A writer who doesn't know how to write? That is indeed ironic.
A blog post, that can't be that hard, right? I mean, what do you really have to do besides rant on about what you think about things, you know what I mean?
There's so many components to a good blog that it's actually intimidating.
For example, having an eye catching title. It's the first thing people see! You've gotta impress them right away or, honey, you've already lost your potential audience.
Not only drawing people in, but keeping them with you is another challenge bloggers face.
Luckily, sites such as this one operate to help you make sure you know just what things to try and work into your blog to make it as appealing as possible.
It's one of the many readings that I've had to do so far for my Literary Citizenship class that's beginning to help mold me into a more conscious citizen of the literary world.
What Is Literary Citizenship?
I can't tell you how many times I've been asked that. I'm still learning myself just what it means to be a literary citizen, but this is the general gist I have so far:
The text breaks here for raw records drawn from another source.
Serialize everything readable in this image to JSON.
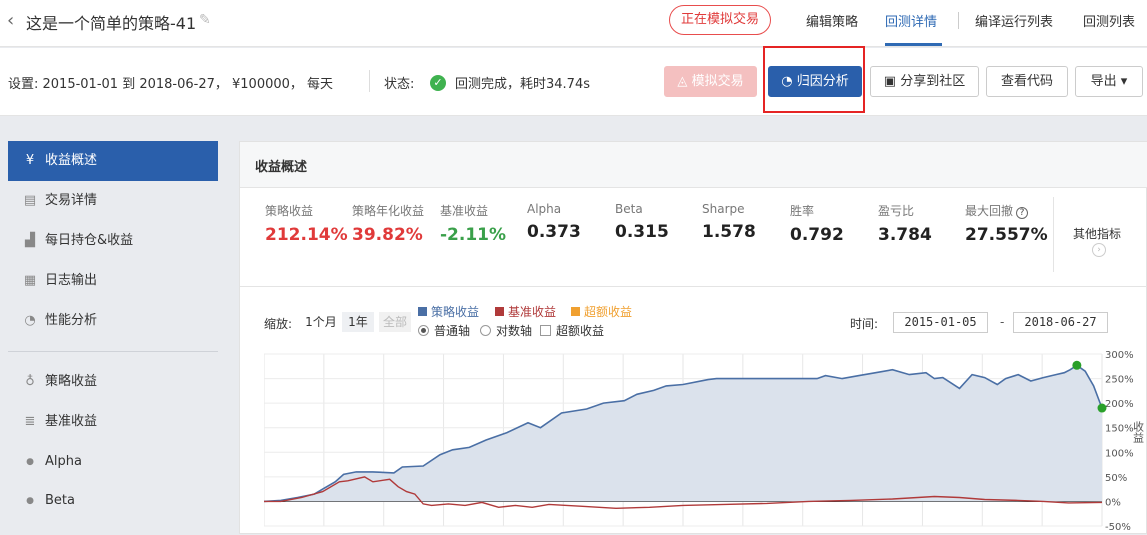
{
  "header": {
    "back_icon": "chevron-left-icon",
    "title": "这是一个简单的策略-41",
    "edit_icon": "pencil-icon",
    "sim_badge": "正在模拟交易",
    "tabs": [
      {
        "label": "编辑策略"
      },
      {
        "label": "回测详情",
        "active": true
      },
      {
        "label": "编译运行列表"
      },
      {
        "label": "回测列表"
      }
    ]
  },
  "info": {
    "settings": "设置:   2015-01-01 到 2018-06-27，  ¥100000，  每天",
    "status_label": "状态:",
    "status_icon": "check-circle-icon",
    "status_text": "回测完成，耗时34.74s",
    "buttons": {
      "sim_trade": "模拟交易",
      "attribution": "归因分析",
      "share": "分享到社区",
      "view_code": "查看代码",
      "export": "导出"
    }
  },
  "sidebar": {
    "items": [
      {
        "label": "收益概述",
        "icon": "yen-icon",
        "active": true
      },
      {
        "label": "交易详情",
        "icon": "document-icon"
      },
      {
        "label": "每日持仓&收益",
        "icon": "bar-chart-icon"
      },
      {
        "label": "日志输出",
        "icon": "calendar-icon"
      },
      {
        "label": "性能分析",
        "icon": "pie-chart-icon"
      },
      {
        "label": "策略收益",
        "icon": "lightbulb-icon"
      },
      {
        "label": "基准收益",
        "icon": "database-icon"
      },
      {
        "label": "Alpha"
      },
      {
        "label": "Beta"
      }
    ]
  },
  "panel": {
    "title": "收益概述",
    "metrics": [
      {
        "label": "策略收益",
        "value": "212.14%",
        "color": "#e03a3a"
      },
      {
        "label": "策略年化收益",
        "value": "39.82%",
        "color": "#e03a3a"
      },
      {
        "label": "基准收益",
        "value": "-2.11%",
        "color": "#3aa04a"
      },
      {
        "label": "Alpha",
        "value": "0.373"
      },
      {
        "label": "Beta",
        "value": "0.315"
      },
      {
        "label": "Sharpe",
        "value": "1.578"
      },
      {
        "label": "胜率",
        "value": "0.792"
      },
      {
        "label": "盈亏比",
        "value": "3.784"
      },
      {
        "label": "最大回撤",
        "value": "27.557%"
      }
    ],
    "other_metrics": "其他指标"
  },
  "chart_controls": {
    "zoom_label": "缩放:",
    "zoom_options": [
      "1个月",
      "1年",
      "全部"
    ],
    "legend": [
      {
        "name": "策略收益",
        "color": "#4a6fa5"
      },
      {
        "name": "基准收益",
        "color": "#b03a3a"
      },
      {
        "name": "超额收益",
        "color": "#f0a030"
      }
    ],
    "axis_options": [
      {
        "label": "普通轴",
        "checked": true
      },
      {
        "label": "对数轴",
        "checked": false
      }
    ],
    "excess_option": "超额收益",
    "time_label": "时间:",
    "date_from": "2015-01-05",
    "date_to": "2018-06-27",
    "date_sep": "-"
  },
  "chart_data": {
    "type": "area",
    "x_range": [
      "2015-01-05",
      "2018-06-27"
    ],
    "y_ticks": [
      "300%",
      "250%",
      "200%",
      "150%",
      "100%",
      "50%",
      "0%",
      "-50%"
    ],
    "ylim": [
      -50,
      300
    ],
    "ylabel_right": "收益",
    "series": [
      {
        "name": "策略收益",
        "color": "#4a6fa5",
        "points": [
          [
            0,
            0
          ],
          [
            0.02,
            2
          ],
          [
            0.04,
            8
          ],
          [
            0.06,
            15
          ],
          [
            0.07,
            25
          ],
          [
            0.085,
            40
          ],
          [
            0.095,
            55
          ],
          [
            0.11,
            60
          ],
          [
            0.13,
            60
          ],
          [
            0.155,
            58
          ],
          [
            0.165,
            70
          ],
          [
            0.19,
            72
          ],
          [
            0.21,
            95
          ],
          [
            0.225,
            105
          ],
          [
            0.245,
            110
          ],
          [
            0.265,
            125
          ],
          [
            0.29,
            140
          ],
          [
            0.315,
            160
          ],
          [
            0.33,
            150
          ],
          [
            0.355,
            180
          ],
          [
            0.385,
            188
          ],
          [
            0.405,
            200
          ],
          [
            0.43,
            205
          ],
          [
            0.445,
            218
          ],
          [
            0.465,
            226
          ],
          [
            0.48,
            235
          ],
          [
            0.5,
            238
          ],
          [
            0.53,
            248
          ],
          [
            0.54,
            250
          ],
          [
            0.66,
            250
          ],
          [
            0.67,
            256
          ],
          [
            0.69,
            250
          ],
          [
            0.71,
            256
          ],
          [
            0.73,
            262
          ],
          [
            0.75,
            268
          ],
          [
            0.77,
            258
          ],
          [
            0.79,
            262
          ],
          [
            0.8,
            250
          ],
          [
            0.81,
            252
          ],
          [
            0.83,
            230
          ],
          [
            0.845,
            258
          ],
          [
            0.86,
            252
          ],
          [
            0.875,
            238
          ],
          [
            0.885,
            250
          ],
          [
            0.9,
            258
          ],
          [
            0.915,
            245
          ],
          [
            0.93,
            252
          ],
          [
            0.945,
            258
          ],
          [
            0.955,
            262
          ],
          [
            0.962,
            268
          ],
          [
            0.97,
            277
          ],
          [
            0.98,
            265
          ],
          [
            0.99,
            235
          ],
          [
            1.0,
            190
          ]
        ]
      },
      {
        "name": "基准收益",
        "color": "#b03a3a",
        "points": [
          [
            0,
            0
          ],
          [
            0.02,
            0
          ],
          [
            0.045,
            8
          ],
          [
            0.07,
            20
          ],
          [
            0.09,
            40
          ],
          [
            0.1,
            42
          ],
          [
            0.12,
            50
          ],
          [
            0.13,
            40
          ],
          [
            0.15,
            45
          ],
          [
            0.16,
            30
          ],
          [
            0.17,
            20
          ],
          [
            0.18,
            15
          ],
          [
            0.19,
            -5
          ],
          [
            0.2,
            -8
          ],
          [
            0.22,
            -5
          ],
          [
            0.24,
            -8
          ],
          [
            0.26,
            -2
          ],
          [
            0.28,
            -12
          ],
          [
            0.3,
            -8
          ],
          [
            0.32,
            -12
          ],
          [
            0.34,
            -6
          ],
          [
            0.38,
            -10
          ],
          [
            0.42,
            -14
          ],
          [
            0.46,
            -12
          ],
          [
            0.5,
            -8
          ],
          [
            0.55,
            -6
          ],
          [
            0.6,
            -4
          ],
          [
            0.65,
            0
          ],
          [
            0.7,
            2
          ],
          [
            0.75,
            5
          ],
          [
            0.8,
            10
          ],
          [
            0.83,
            8
          ],
          [
            0.86,
            4
          ],
          [
            0.9,
            2
          ],
          [
            0.93,
            0
          ],
          [
            0.96,
            -3
          ],
          [
            1.0,
            -2
          ]
        ]
      }
    ],
    "markers": [
      {
        "x": 0.97,
        "y": 277,
        "color": "#2aa02a"
      },
      {
        "x": 1.0,
        "y": 190,
        "color": "#2aa02a"
      }
    ]
  }
}
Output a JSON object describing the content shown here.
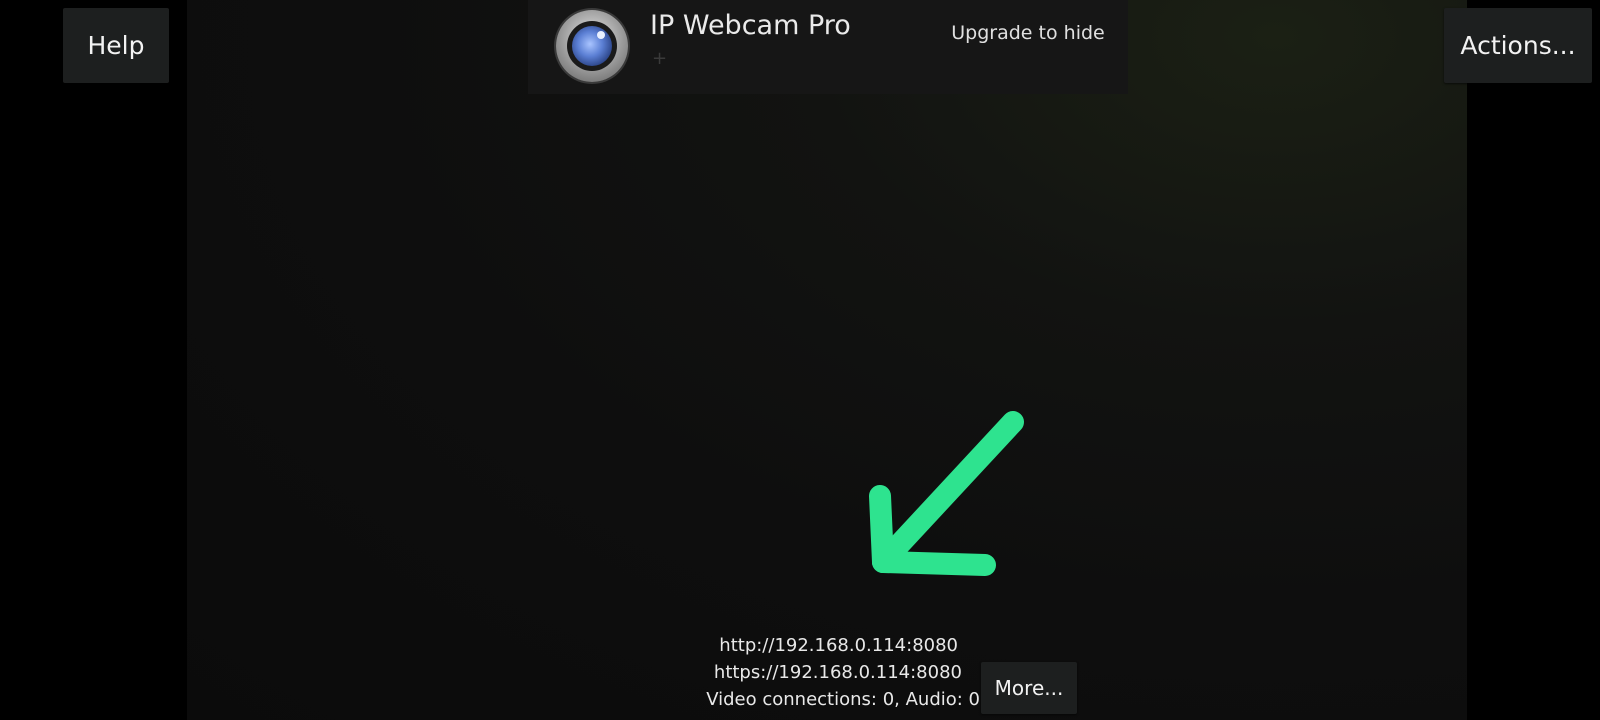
{
  "toolbar": {
    "help_label": "Help",
    "actions_label": "Actions...",
    "more_label": "More..."
  },
  "ad_banner": {
    "title": "IP Webcam Pro",
    "subtitle": "+",
    "upgrade_text": "Upgrade to hide",
    "icon": "webcam-lens-icon"
  },
  "status": {
    "http_url": "http://192.168.0.114:8080",
    "https_url": "https://192.168.0.114:8080",
    "connections": "Video connections: 0, Audio: 0"
  },
  "annotation": {
    "arrow_icon": "hand-drawn-arrow-icon",
    "arrow_color": "#2ee38f"
  },
  "colors": {
    "background": "#000000",
    "button_bg": "#1d1f1f",
    "banner_bg": "#161616"
  }
}
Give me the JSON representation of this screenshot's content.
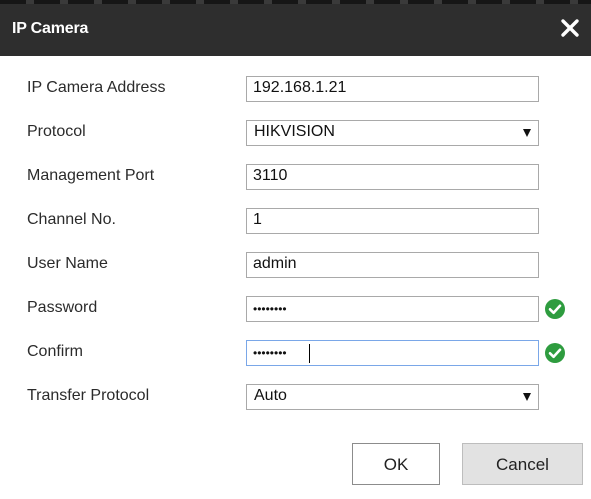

Reaching out into the literary community and helping other writers by promoting their work, being interested in what others are doing, so that you may make yourself known. When the time comes for you to need similar backing, if you've done your outreach right, you should have some connections to at least help you get started.
In one of the readings that we had to do, Chuck Sambuchino's "12 Principles of Platform," a main point of his was that "in giving, we receive."
That means we, as comrades in the literary community, must give recognition to others and their hard work in order to hopefully receive that same attention one day.
Being in this class will improve my own literary citizenship.
I'm in this class, honestly, because it is a mandatory class for my Creative Writing major. But the fact that it's mandatory does nothing to change the fact that I'm not excited to learn.
Making your way into such a competitive field that is only getting tighter and more selective is extremely hard. But I feel that at the end of this course, I'll be able to find the ways to make connections with other writers and find that elusive tunnel out into the writing world.
So How Do I Get Out There?
Well, you can start with something really simple:
Read a book and then write a review of it and post it online.
OR if technology still rocks your boat in all the wrong ways, review it the old fashioned way: by word of mouth.
I love being able to talk about a good book I just read. Or any of the books I have read.
And, although I am a meteorology minor, sometimes I like to talk about things other than the weather with people.
Some Stuff That's Helped
Last week, we had to read Austin Kleon's Steal Like An Artist. The book was not only original in its square, smaller pages, but in the fact that it was a very visual book.
What I took away from it, and will remember most, is that when we learn to write, we emulate our heroes. (Hence, we steal).
We copy styles, word choices, maybe even genres from our favorite authors until we learn to write ourselves. They are our grand stepping stones into the world of book writing.
I know that I stole from Dean Koontz and learned how to write from him. I even wrote to him on multiple occasions and he responded! Not just a standard, pre-written letter, but he actually took the time to physically write a response himself.
And that meant the world to me.
So, as Kleon says, steal like an artist and use their knowledge to help find yourself in the writing world...but then give back! Send them a letter telling them how much you loved a book or something along those lines.
You're killing two birds with one stone.
We Do These Things Because They Are Hard
Yeah, that's a little JFK action in there for ya.
But his famous quote fits in perfectly with not only trying to land men on the moon, but also writing.
How can you compare space travel to simply writing?!
Easy: with words.
The point is, in Betsy Lerner's book, The Forest for the Trees, she discusses the writer's most feared thing: rejection.
DUHN DUHN DUHHHHHNNNN.
And while, yes, it may be a horrifying, crippling thing, she spins it in a more positive light.
She compares each stage of rejection as being just another stepping stone in the writing world.
You start out with informal letters; move onto informal letters with something scrawled on it, maybe an actual (although illegible) signature from an editor; then you get a letter with more comments; and finally the personal letter which may tell you to "try us again" or "give this a try" and so on.
That final personal letter, while still a rejection, is what Lerner compares to landing on the moon.
It's a GIANT leap and means that you're almost there! Keep up the faith, good writer. Don't settle for anything less than not only going to the moon, but returning home safely (hopefully with an offer by a publisher).
I completely love space beyond almost anything else in this world, and when she used this analogy, it really helped me to realize that rejection is a long, scary road, but eventually, with persistence and determination, success can and will be achieved.
We DID make it to the moon after all.
I want to not only emulate my favorite authors, but also my heroes of space travel.
The most important things to remember are that in this world of writing, you aren't alone. There is a whole big ocean of writers struggling to have themselves be known.
We all need to help each other.
Give, and ye shall receive.
Learn from your heroes and tell them so.
Reach out! Don't be silent. Talk to others, make yourself available. Make your own little writing community.
And most importantly, shoot for the moon. Because, c'mon, who doesn't want to go to the moon?
|Apollo 11 Astronauts|
Edwin "Buzz" Aldrin